|Agricultural Expansion and Pioneer Settlements in the Humid Tropics (UNU, 1988, 305 pages)|
|11. Ex-military settlements in Indonesia and the emergence of social differentiation in frontier areas|
The early military settlements had the same pattern as the regular civilian ones (fig. 1). The post-war transmigration distinguishes itself from the pre-war colonization in terms of land allocation; from about 0.7 ha it was expanded to 2.0 ha based on the consideration that a farmer would need a larger plot in an upland area than a farmer on irrigated rice-field, which was the basic pattern before the Second World War under Dutch colonial administration. In cases in which all allocated land could not be cultivated, part would be reserved for the next generation of descendants who would remain in farming.
In the case of Sukohardjo, Central Lampung, in the early 1950s perennial cash crops such as coffee, rubber, and pepper were cultivated as well-practically all of which are also cultivated, or rather grown, partly in the wild by the indigenous shifting cultivators. This was done largely on the pieces of land which had been cleared but which the settlers were not able to cultivate properly with food crops. Among the crops mentioned, probably coffee was relatively most successful, perhaps because Javanese settlers were familiar with the crop. Rubber and pepper, however, were much less successful and the idea of increasing the cash income from these crops in fact largely failed.

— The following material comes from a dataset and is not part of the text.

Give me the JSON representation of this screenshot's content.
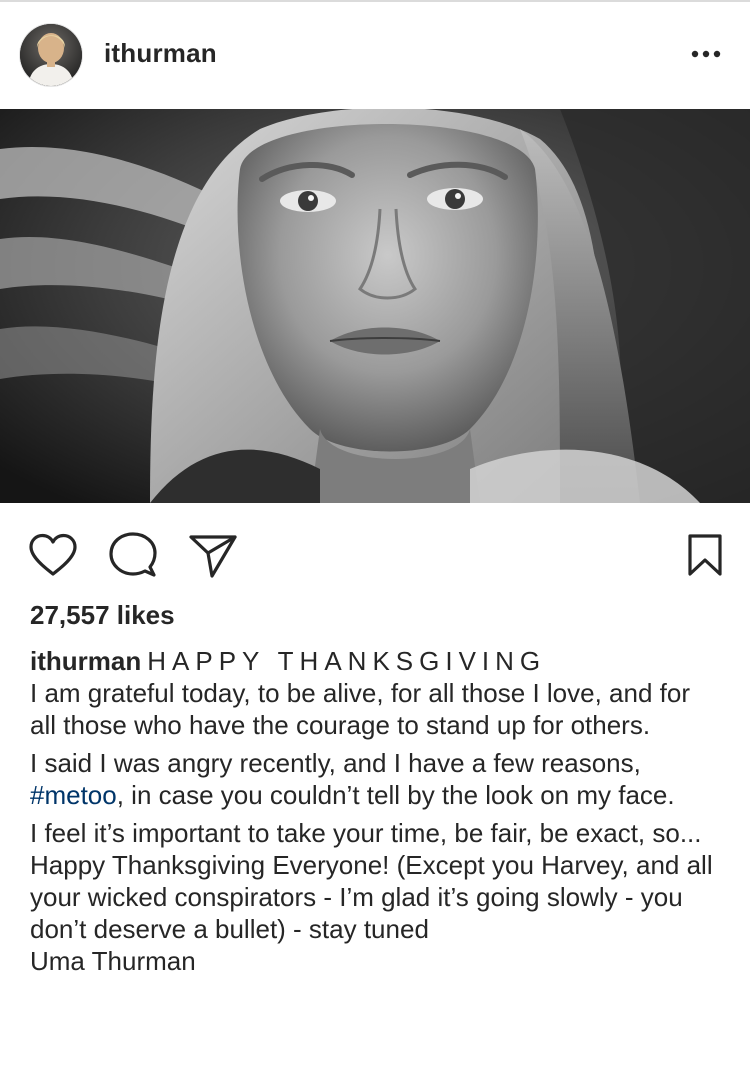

The settlers were more interested in tapping rubber on nearby estates, where they could earn cash without having to cultivate the trees. The local people tap rubber trees growing on former shifting or swidden plots overgrown by brush; at the time the rubber trees were planted the plots were still being used for rice cultivation (Pelzer 1945).
Planting various crops simultaneously, with quite different maturing periods, enables the shifting cultivator to have continuous benefits from all the crops, though in stages.
The original settlement pattern is characteristically dispersed and rectangular. The road network is composed of parallel main roads connected by similarly straight roads.
The houses of settlers are built along the main roads and along the connecting roads; the distances between houses vary from one settlement to another. Often an effort is made to prepare at least the first food crop lot as close to the house as possible, even adjacent to the yard. The second lot, however, is not, as a rule, close to the house, often causing serious problems in terms of protecting the crops from pests, weeding, etc., not to mention the time required for going to and from. During harvest, transportation from the field to the house may be a problem.
Another public facility usually provided by the project is the market square; though planned, its location is not always the most appropriate one. Apparently it is not easy to predict the development of commercial life in a new settlement area. Also of importance is how the surrounding area develops, what projects are implemented to accelerate development, etc.
In the CTN settlements, the settlers were not always concentrated in one settlement but were dispersed among civilian settlers. Yet, despite this effort of communal integration, many CTN settlers were not registered as inhabitants of their villages due to the differential treatment by the Defence Ministry. A proper transfer of all villages-irrespective of settlers' background-to the local administration after some time would solve such problems.
Thus, integration rather than exclusive treatment from the beginning is the lesson to be learnt from past experiences in the BRN and CTN projects.